- The combination of Linux, Apache, MySQL, and PHP is popular because of interaction, flexibility, customization, and-most importantly-the cost effectiveness of its components
- Helps LAMP professionals take their skills to the next level with in-depth discussions of OOP; extensions of PHP such as PEAR, GD, XML, and CURL; improving site security; and advanced tools available to the coder
- Those proficient in other languages such as Java, C++, Perl and ASP will find this guide invaluable when transitioning to the LAMP environment
- The Web site includes sample scripts created in the course of each chapter, and several applications that can be modified and reused
About the Author
Jason Gerner currently spends his days working as a web developer in Cincinnati and burns free time complaining about lack of support for web standards and abusing XML. He can often be found lurking in the PHPBuilder.com discussion forums, where he is a moderator.
Elizabeth Naramore earned her B.S. in Organizational Behavior from Miami University (Ohio) and has been developing websites since 1997. Her main focus has been on PHP/MySQL, e-commerce, and freelance writing and teaching. Her writing can be seen in PHPBuilder.com and International PHP Magazine. She is a proud member of OINK-PUG (Ohio, Indiana, Northern Kentucky PHP Users Group) and she lives in Cincinnati, Ohio with her husband and two small children.
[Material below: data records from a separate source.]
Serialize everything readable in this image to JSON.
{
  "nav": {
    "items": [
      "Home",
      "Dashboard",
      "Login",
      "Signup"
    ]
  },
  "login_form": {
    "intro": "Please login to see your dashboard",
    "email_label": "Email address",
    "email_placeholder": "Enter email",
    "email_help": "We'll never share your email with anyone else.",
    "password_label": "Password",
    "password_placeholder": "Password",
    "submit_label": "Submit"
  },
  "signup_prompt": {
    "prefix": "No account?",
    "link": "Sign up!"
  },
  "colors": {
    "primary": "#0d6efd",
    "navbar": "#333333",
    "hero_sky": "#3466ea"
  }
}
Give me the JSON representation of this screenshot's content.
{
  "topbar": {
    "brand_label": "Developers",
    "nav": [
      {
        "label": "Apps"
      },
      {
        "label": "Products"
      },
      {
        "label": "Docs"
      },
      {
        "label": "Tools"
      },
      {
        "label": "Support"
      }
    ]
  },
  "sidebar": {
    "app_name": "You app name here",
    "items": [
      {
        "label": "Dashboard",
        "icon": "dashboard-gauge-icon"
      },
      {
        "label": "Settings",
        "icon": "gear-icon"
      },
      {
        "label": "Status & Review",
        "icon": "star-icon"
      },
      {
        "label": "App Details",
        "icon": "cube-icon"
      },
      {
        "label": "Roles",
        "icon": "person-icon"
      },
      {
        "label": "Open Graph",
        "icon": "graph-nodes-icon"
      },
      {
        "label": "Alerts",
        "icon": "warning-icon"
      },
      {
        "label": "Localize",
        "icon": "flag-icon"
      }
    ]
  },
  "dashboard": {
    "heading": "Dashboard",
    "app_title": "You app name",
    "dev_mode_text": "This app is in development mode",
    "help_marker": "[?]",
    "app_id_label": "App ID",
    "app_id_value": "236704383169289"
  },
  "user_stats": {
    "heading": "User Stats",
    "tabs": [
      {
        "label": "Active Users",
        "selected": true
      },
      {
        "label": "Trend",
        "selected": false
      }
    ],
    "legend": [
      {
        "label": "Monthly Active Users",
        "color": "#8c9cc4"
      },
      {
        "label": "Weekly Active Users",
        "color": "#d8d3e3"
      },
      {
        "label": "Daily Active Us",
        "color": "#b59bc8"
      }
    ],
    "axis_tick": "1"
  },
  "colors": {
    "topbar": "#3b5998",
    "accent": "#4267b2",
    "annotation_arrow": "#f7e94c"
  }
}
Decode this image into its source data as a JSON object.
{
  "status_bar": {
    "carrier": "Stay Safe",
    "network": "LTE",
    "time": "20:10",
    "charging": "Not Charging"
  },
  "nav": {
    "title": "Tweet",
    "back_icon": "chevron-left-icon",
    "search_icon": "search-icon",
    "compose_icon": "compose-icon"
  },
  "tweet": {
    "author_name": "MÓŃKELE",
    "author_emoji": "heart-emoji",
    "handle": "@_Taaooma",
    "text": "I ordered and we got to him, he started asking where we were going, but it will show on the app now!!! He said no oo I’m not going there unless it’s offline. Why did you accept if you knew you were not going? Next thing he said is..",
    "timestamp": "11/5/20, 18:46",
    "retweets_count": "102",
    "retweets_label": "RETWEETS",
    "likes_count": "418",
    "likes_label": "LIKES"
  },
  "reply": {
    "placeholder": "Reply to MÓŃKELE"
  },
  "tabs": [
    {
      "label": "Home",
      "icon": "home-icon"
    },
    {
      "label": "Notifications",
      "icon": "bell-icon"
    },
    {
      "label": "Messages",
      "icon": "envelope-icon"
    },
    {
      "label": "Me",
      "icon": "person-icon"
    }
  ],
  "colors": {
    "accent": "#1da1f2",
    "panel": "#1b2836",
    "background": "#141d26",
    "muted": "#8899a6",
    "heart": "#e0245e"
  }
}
After graduating from the University of Auckland with a mathematics degree no one was interested in,
Morgan L. Owens knocked around the IT industry, becoming a backend web developer and programmer for web-based applications for both intranet and Internet environments. He still lives in Auckland but suggests that for the right career he might—might—consider moving.
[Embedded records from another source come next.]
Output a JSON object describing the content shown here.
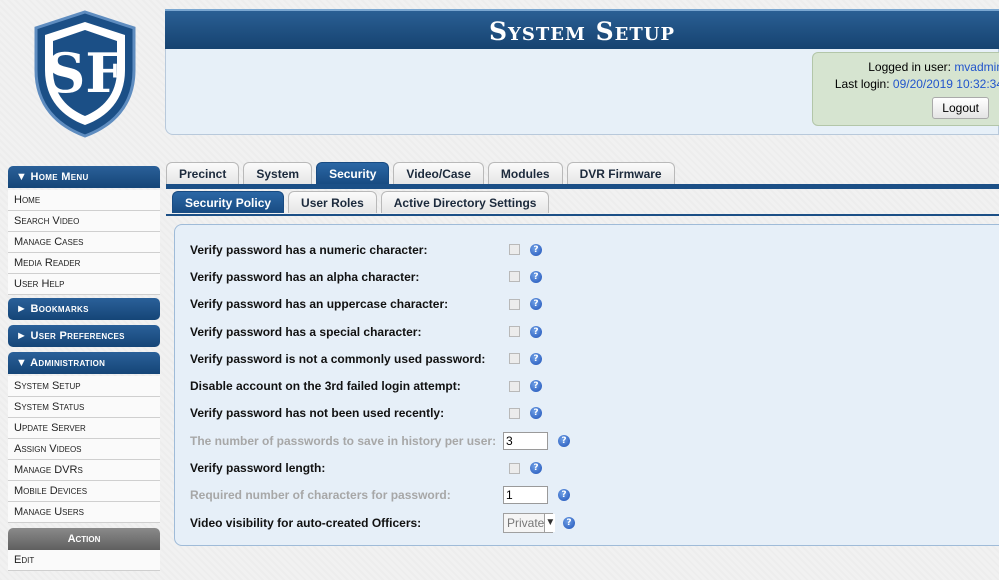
{
  "header": {
    "title": "System Setup"
  },
  "login": {
    "user_label": "Logged in user:",
    "user": "mvadmin",
    "last_label": "Last login:",
    "last": "09/20/2019 10:32:34",
    "logout": "Logout"
  },
  "logo": {
    "text": "SF",
    "icon": "shield-logo"
  },
  "sidebar": {
    "home_menu": "▼ Home Menu",
    "home_items": [
      "Home",
      "Search Video",
      "Manage Cases",
      "Media Reader",
      "User Help"
    ],
    "bookmarks": "► Bookmarks",
    "user_prefs": "► User Preferences",
    "admin": "▼ Administration",
    "admin_items": [
      "System Setup",
      "System Status",
      "Update Server",
      "Assign Videos",
      "Manage DVRs",
      "Mobile Devices",
      "Manage Users"
    ],
    "action": "Action",
    "action_items": [
      "Edit"
    ]
  },
  "tabs": [
    "Precinct",
    "System",
    "Security",
    "Video/Case",
    "Modules",
    "DVR Firmware"
  ],
  "active_tab": "Security",
  "subtabs": [
    "Security Policy",
    "User Roles",
    "Active Directory Settings"
  ],
  "active_subtab": "Security Policy",
  "form": {
    "rows": [
      {
        "label": "Verify password has a numeric character:"
      },
      {
        "label": "Verify password has an alpha character:"
      },
      {
        "label": "Verify password has an uppercase character:"
      },
      {
        "label": "Verify password has a special character:"
      },
      {
        "label": "Verify password is not a commonly used password:"
      },
      {
        "label": "Disable account on the 3rd failed login attempt:"
      },
      {
        "label": "Verify password has not been used recently:"
      },
      {
        "label": "The number of passwords to save in history per user:",
        "value": "3"
      },
      {
        "label": "Verify password length:"
      },
      {
        "label": "Required number of characters for password:",
        "value": "1"
      },
      {
        "label": "Video visibility for auto-created Officers:",
        "value": "Private"
      }
    ]
  },
  "colors": {
    "brand_blue": "#1b4f86",
    "link_blue": "#2255cc"
  }
}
Matt Warden has been developing web-based applications for over six years. His work has primarily focused on designing and implementing LAMP applications for other businesses to use internally to increase productivity. Recently, Matt has been using AJAX to offer a web-based alternative to productivity gains typically only available with native desktop solutions. Currently, Matt is a lead developer at Signal US Communications in Cincinnati, Ohio.
Table of Contents
Chapter 1: What’s New in PHP5?
Chapter 2: PHP5 OOP.
Chapter 3: More Obscure PHP.
Chapter 4: Advanced MySQL.
Chapter 5: PHP Configuration.
Chapter 6: Apache Tricks.
Chapter 7: Site Security.
Chapter 8: PEAR and PECL.
Chapter 9: Code Efficiency.
Chapter 10: PHP Extensions.
Chapter 11: AJAX.
Chapter 12: Caching Engines.
Chapter 13: Content Management Systems.
Appendix A: Language Translation.
Appendix B: Alternative Tools.